Return the data below exactly as given, except for the images.

* Provided data:
******

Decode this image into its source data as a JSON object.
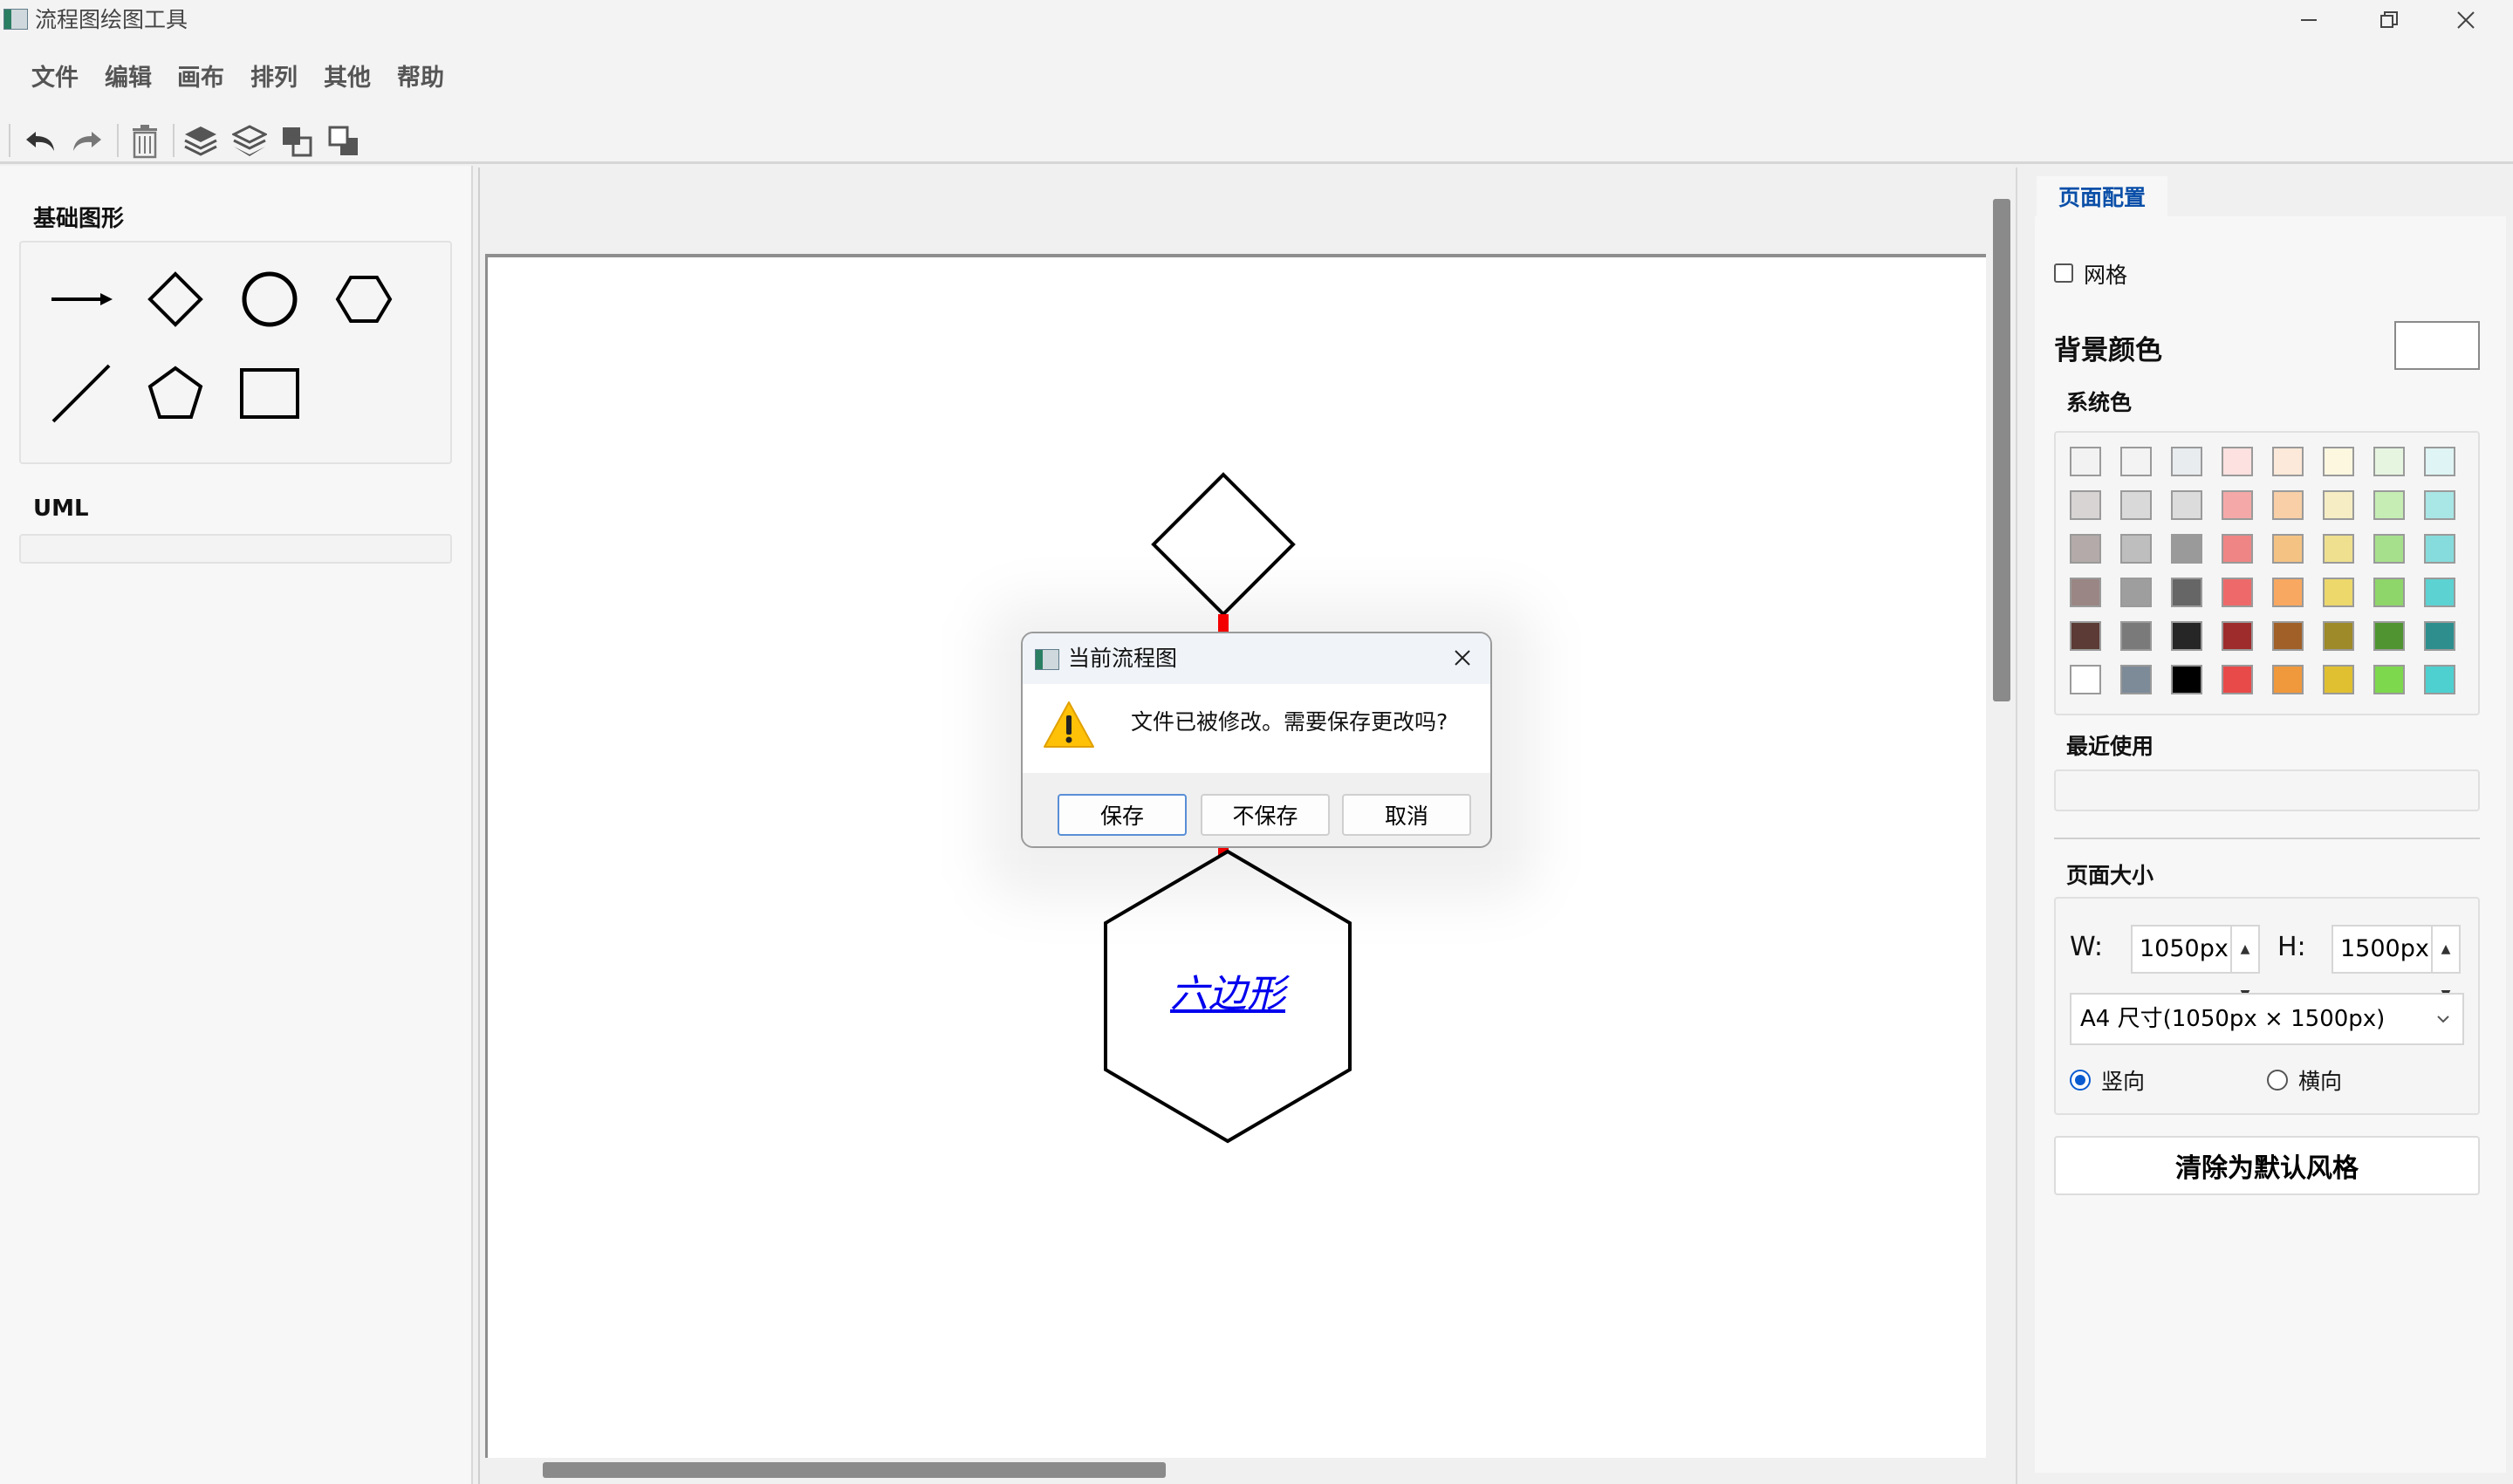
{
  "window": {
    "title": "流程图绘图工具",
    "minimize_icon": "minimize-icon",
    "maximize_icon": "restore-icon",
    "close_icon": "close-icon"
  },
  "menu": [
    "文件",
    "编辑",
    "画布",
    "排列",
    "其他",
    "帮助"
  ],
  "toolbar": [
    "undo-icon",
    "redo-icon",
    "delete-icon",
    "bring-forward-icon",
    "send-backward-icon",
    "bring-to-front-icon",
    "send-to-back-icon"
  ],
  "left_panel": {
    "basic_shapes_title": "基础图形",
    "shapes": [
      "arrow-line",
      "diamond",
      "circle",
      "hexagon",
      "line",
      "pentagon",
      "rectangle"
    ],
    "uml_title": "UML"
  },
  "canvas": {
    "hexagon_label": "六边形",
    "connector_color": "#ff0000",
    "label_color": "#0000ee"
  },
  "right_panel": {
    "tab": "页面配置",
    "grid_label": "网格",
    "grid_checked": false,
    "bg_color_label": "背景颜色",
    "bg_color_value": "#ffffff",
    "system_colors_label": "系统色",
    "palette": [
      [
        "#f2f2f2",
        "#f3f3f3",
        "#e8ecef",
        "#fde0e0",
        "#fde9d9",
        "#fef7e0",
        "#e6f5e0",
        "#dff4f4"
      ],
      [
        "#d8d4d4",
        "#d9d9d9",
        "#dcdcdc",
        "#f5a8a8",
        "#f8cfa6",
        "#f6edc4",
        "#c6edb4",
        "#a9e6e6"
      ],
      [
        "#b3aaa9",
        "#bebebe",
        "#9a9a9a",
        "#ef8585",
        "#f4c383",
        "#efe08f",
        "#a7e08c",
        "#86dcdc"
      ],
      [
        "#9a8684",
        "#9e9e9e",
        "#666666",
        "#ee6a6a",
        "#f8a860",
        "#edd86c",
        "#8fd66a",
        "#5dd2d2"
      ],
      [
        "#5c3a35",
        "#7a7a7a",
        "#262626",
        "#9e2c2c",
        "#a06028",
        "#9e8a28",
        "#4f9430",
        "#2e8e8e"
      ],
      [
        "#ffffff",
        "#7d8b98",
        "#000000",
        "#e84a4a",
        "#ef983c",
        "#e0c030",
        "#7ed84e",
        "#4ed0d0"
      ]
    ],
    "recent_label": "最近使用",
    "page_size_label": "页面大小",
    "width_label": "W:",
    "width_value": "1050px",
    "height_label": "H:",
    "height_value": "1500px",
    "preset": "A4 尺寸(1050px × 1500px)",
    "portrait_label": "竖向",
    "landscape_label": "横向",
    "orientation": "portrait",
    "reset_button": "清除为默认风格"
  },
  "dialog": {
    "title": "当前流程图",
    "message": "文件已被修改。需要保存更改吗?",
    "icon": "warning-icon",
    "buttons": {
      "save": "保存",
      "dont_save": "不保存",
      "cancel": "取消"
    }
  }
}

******

* Task response:
Decode this image into its source data as a JSON object.
{
  "window": {
    "title": "流程图绘图工具",
    "minimize_icon": "minimize-icon",
    "maximize_icon": "restore-icon",
    "close_icon": "close-icon"
  },
  "menu": [
    "文件",
    "编辑",
    "画布",
    "排列",
    "其他",
    "帮助"
  ],
  "toolbar": [
    "undo-icon",
    "redo-icon",
    "delete-icon",
    "bring-forward-icon",
    "send-backward-icon",
    "bring-to-front-icon",
    "send-to-back-icon"
  ],
  "left_panel": {
    "basic_shapes_title": "基础图形",
    "shapes": [
      "arrow-line",
      "diamond",
      "circle",
      "hexagon",
      "line",
      "pentagon",
      "rectangle"
    ],
    "uml_title": "UML"
  },
  "canvas": {
    "hexagon_label": "六边形",
    "connector_color": "#ff0000",
    "label_color": "#0000ee"
  },
  "right_panel": {
    "tab": "页面配置",
    "grid_label": "网格",
    "grid_checked": false,
    "bg_color_label": "背景颜色",
    "bg_color_value": "#ffffff",
    "system_colors_label": "系统色",
    "palette": [
      [
        "#f2f2f2",
        "#f3f3f3",
        "#e8ecef",
        "#fde0e0",
        "#fde9d9",
        "#fef7e0",
        "#e6f5e0",
        "#dff4f4"
      ],
      [
        "#d8d4d4",
        "#d9d9d9",
        "#dcdcdc",
        "#f5a8a8",
        "#f8cfa6",
        "#f6edc4",
        "#c6edb4",
        "#a9e6e6"
      ],
      [
        "#b3aaa9",
        "#bebebe",
        "#9a9a9a",
        "#ef8585",
        "#f4c383",
        "#efe08f",
        "#a7e08c",
        "#86dcdc"
      ],
      [
        "#9a8684",
        "#9e9e9e",
        "#666666",
        "#ee6a6a",
        "#f8a860",
        "#edd86c",
        "#8fd66a",
        "#5dd2d2"
      ],
      [
        "#5c3a35",
        "#7a7a7a",
        "#262626",
        "#9e2c2c",
        "#a06028",
        "#9e8a28",
        "#4f9430",
        "#2e8e8e"
      ],
      [
        "#ffffff",
        "#7d8b98",
        "#000000",
        "#e84a4a",
        "#ef983c",
        "#e0c030",
        "#7ed84e",
        "#4ed0d0"
      ]
    ],
    "recent_label": "最近使用",
    "page_size_label": "页面大小",
    "width_label": "W:",
    "width_value": "1050px",
    "height_label": "H:",
    "height_value": "1500px",
    "preset": "A4 尺寸(1050px × 1500px)",
    "portrait_label": "竖向",
    "landscape_label": "横向",
    "orientation": "portrait",
    "reset_button": "清除为默认风格"
  },
  "dialog": {
    "title": "当前流程图",
    "message": "文件已被修改。需要保存更改吗?",
    "icon": "warning-icon",
    "buttons": {
      "save": "保存",
      "dont_save": "不保存",
      "cancel": "取消"
    }
  }
}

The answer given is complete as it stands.